» **AIM OF THE TASK**: Please give the data again in full, precisely as it is written.
○ ○ ○
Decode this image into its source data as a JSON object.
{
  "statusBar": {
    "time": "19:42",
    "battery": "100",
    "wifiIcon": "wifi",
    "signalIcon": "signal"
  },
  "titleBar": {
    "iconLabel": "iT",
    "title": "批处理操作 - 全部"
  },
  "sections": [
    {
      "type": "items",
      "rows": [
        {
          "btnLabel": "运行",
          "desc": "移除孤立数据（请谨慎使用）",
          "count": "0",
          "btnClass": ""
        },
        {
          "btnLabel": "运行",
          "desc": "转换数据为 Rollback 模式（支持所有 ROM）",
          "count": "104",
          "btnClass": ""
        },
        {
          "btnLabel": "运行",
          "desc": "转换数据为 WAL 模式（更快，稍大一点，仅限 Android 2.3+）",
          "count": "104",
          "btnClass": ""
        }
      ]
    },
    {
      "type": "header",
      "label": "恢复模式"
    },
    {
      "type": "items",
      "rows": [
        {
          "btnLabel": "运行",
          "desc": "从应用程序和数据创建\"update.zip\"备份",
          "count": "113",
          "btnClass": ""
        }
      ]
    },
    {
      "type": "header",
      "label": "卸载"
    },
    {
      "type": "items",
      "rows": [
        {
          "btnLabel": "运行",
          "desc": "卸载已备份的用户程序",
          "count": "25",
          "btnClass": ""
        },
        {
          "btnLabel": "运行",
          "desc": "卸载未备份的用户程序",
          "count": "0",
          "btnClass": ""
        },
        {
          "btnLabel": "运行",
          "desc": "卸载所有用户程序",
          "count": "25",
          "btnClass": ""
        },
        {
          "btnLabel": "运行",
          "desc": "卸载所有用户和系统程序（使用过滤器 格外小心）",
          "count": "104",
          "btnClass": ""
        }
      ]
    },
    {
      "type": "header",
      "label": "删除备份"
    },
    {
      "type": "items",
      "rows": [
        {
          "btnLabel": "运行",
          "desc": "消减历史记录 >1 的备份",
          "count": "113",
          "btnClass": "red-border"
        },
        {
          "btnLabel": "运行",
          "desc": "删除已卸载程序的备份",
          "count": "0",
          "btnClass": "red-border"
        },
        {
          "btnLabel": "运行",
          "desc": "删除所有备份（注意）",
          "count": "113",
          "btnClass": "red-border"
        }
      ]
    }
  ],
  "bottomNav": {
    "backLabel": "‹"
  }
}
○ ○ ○
» **WRITTEN REPLY**:
Decode this image into its source data as a JSON object.
{
  "statusBar": {
    "time": "19:42",
    "battery": "100",
    "wifiIcon": "wifi",
    "signalIcon": "signal"
  },
  "titleBar": {
    "iconLabel": "iT",
    "title": "批处理操作 - 全部"
  },
  "sections": [
    {
      "type": "items",
      "rows": [
        {
          "btnLabel": "运行",
          "desc": "移除孤立数据（请谨慎使用）",
          "count": "0",
          "btnClass": ""
        },
        {
          "btnLabel": "运行",
          "desc": "转换数据为 Rollback 模式（支持所有 ROM）",
          "count": "104",
          "btnClass": ""
        },
        {
          "btnLabel": "运行",
          "desc": "转换数据为 WAL 模式（更快，稍大一点，仅限 Android 2.3+）",
          "count": "104",
          "btnClass": ""
        }
      ]
    },
    {
      "type": "header",
      "label": "恢复模式"
    },
    {
      "type": "items",
      "rows": [
        {
          "btnLabel": "运行",
          "desc": "从应用程序和数据创建\"update.zip\"备份",
          "count": "113",
          "btnClass": ""
        }
      ]
    },
    {
      "type": "header",
      "label": "卸载"
    },
    {
      "type": "items",
      "rows": [
        {
          "btnLabel": "运行",
          "desc": "卸载已备份的用户程序",
          "count": "25",
          "btnClass": ""
        },
        {
          "btnLabel": "运行",
          "desc": "卸载未备份的用户程序",
          "count": "0",
          "btnClass": ""
        },
        {
          "btnLabel": "运行",
          "desc": "卸载所有用户程序",
          "count": "25",
          "btnClass": ""
        },
        {
          "btnLabel": "运行",
          "desc": "卸载所有用户和系统程序（使用过滤器 格外小心）",
          "count": "104",
          "btnClass": ""
        }
      ]
    },
    {
      "type": "header",
      "label": "删除备份"
    },
    {
      "type": "items",
      "rows": [
        {
          "btnLabel": "运行",
          "desc": "消减历史记录 >1 的备份",
          "count": "113",
          "btnClass": "red-border"
        },
        {
          "btnLabel": "运行",
          "desc": "删除已卸载程序的备份",
          "count": "0",
          "btnClass": "red-border"
        },
        {
          "btnLabel": "运行",
          "desc": "删除所有备份（注意）",
          "count": "113",
          "btnClass": "red-border"
        }
      ]
    }
  ],
  "bottomNav": {
    "backLabel": "‹"
  }
}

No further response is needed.